Frith was felt to be so essential to the life of the folk, that those who were removed from the natural innangardhs of traditional society during the Middle Ages felt the need to create new hearths of frith for themselves: the frithguilds. Though these fell far short of the full frith of kinship and other traditional structures, they still provided for at least the minimal needs of frith.
The general provisions of the frithguilds were as follows:
Members of a guild were not to engage in strife with each other; but if they did do so, they were not allowed to bring it before any court for litigation, excepting the court of the Guild itself.
If anyone killed a man who was not a member of the Guild, the Guild must help their fellow escape with such provision as they could manage for his well-being. Anyone who failed to help when they were able to do so was cast out as a niðing.
Every brother of the Guild was obliged to help every other one in lawsuits (by being an oath-helper, by guarding him in court and out, and so forth).
If a Guild-brother was killed, other Guild members must refrain from eating, drinking, or having any social connections with his slayer, and must aid the dead man s heirs in seeking vengeance or restitution. (See Groenbech, Vol. I, Ch. 1)
By these descriptions, we can gain a better understanding of our forebears’ expectations of frith, of its value to them and their dependence on it for support and safety.

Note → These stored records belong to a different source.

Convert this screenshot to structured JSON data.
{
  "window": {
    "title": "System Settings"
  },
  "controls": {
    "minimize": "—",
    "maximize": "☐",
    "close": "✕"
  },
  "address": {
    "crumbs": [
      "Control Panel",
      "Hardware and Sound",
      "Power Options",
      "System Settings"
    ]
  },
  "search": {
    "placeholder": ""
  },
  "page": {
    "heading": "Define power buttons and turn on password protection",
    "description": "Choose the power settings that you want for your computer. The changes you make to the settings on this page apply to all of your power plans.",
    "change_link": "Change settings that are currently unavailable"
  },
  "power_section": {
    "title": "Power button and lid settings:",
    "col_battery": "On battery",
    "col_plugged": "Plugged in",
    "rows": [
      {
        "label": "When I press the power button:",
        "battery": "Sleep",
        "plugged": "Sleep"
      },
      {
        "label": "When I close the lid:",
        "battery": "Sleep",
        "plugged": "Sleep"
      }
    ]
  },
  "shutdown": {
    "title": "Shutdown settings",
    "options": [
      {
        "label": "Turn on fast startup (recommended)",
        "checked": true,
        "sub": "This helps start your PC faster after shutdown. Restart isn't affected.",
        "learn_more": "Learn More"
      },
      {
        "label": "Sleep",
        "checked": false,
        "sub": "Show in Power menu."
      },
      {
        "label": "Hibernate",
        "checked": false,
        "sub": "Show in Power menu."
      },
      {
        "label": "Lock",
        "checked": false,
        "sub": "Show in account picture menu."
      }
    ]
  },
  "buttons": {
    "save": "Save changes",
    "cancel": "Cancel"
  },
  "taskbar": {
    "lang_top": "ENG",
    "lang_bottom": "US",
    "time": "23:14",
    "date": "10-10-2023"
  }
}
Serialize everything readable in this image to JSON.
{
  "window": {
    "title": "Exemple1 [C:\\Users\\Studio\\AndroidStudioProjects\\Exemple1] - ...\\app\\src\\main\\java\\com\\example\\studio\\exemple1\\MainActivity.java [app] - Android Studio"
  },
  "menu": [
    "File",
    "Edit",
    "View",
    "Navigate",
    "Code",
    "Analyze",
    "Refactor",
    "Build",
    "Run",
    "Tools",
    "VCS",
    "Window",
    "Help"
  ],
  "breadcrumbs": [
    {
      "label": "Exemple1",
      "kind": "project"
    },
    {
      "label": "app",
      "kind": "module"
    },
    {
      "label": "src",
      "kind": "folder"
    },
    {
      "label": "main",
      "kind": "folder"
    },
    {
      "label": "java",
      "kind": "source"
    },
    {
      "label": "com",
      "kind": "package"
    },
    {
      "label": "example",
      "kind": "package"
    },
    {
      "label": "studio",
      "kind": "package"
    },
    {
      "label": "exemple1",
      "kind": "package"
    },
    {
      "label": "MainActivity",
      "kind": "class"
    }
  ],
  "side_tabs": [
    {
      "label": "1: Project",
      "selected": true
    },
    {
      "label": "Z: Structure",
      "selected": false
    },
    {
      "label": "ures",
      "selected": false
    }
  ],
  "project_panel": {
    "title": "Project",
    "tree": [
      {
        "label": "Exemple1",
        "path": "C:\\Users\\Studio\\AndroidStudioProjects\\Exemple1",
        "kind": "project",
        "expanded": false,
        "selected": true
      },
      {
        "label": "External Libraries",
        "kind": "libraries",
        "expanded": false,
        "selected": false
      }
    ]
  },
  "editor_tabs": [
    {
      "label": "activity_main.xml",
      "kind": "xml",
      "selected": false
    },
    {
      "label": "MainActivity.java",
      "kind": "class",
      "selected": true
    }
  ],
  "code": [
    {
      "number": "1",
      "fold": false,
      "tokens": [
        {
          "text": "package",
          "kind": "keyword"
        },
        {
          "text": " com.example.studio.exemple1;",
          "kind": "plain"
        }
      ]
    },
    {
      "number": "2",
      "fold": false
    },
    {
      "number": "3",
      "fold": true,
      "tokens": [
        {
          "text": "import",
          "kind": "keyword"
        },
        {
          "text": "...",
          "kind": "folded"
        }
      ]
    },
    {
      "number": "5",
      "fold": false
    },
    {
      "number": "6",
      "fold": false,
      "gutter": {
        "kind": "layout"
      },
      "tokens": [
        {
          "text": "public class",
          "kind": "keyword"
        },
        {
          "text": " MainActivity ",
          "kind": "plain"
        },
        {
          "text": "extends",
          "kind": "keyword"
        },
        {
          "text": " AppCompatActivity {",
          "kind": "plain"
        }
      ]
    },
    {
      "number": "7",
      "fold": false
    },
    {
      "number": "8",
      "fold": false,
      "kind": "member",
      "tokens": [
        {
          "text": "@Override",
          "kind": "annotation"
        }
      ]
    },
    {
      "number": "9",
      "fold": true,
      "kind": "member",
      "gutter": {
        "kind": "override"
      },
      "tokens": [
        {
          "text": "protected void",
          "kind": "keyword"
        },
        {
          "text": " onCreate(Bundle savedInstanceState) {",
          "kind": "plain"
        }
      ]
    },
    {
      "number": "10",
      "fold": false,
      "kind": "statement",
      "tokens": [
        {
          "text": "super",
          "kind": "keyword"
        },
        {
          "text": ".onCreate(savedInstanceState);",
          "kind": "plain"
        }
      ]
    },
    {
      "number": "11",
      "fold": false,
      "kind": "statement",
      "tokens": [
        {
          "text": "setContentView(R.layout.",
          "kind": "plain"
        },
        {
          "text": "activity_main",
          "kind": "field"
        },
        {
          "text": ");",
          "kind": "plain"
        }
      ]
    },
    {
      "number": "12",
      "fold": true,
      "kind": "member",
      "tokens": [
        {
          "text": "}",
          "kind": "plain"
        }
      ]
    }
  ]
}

In Summary…. Groenbech tells us that “If ever word bore the mark of the transforming influence of Christianity and humanism, it is this word ‘frith.’ If we look closely into the older significance of the word, we shall find something sterner; a firmness that has now given place to weakness. The frith of earlier days was less passive than now, with less of submissiveness and more of will. It held also an element of passion which has now been submerged in quietism.” (Vol. I, p. 33)
In essence, frith is not an absence, but a presence. It is not the absence of strife; rather it fills the spaces between people with something that is stronger and more important, more meaningful, than strife. That “something” that fills in the spaces is frith: a closely woven relationship with a distinctive pattern to it. If frith were merely an absence of strife, we could not speak of frithweaving: how does one weave a vacuum? One weaves a fabric, filling empty space with substance, pattern, and tensile strength that is created by the interweaving of many threads into a strong whole. Strife can occur between people who are in frith with each other, though there are limits to the severity of expression allowed. Strife is a natural component of existence: consider its linguistic connection to the word “strive”, a word that expresses part of Heathen thew. Strife only becomes dangerous when there is no frith, no committed relationship with recognized rules and patterns of behavior, to control and countebalance it.
[…]On the Meaning of Frith — Friggas Web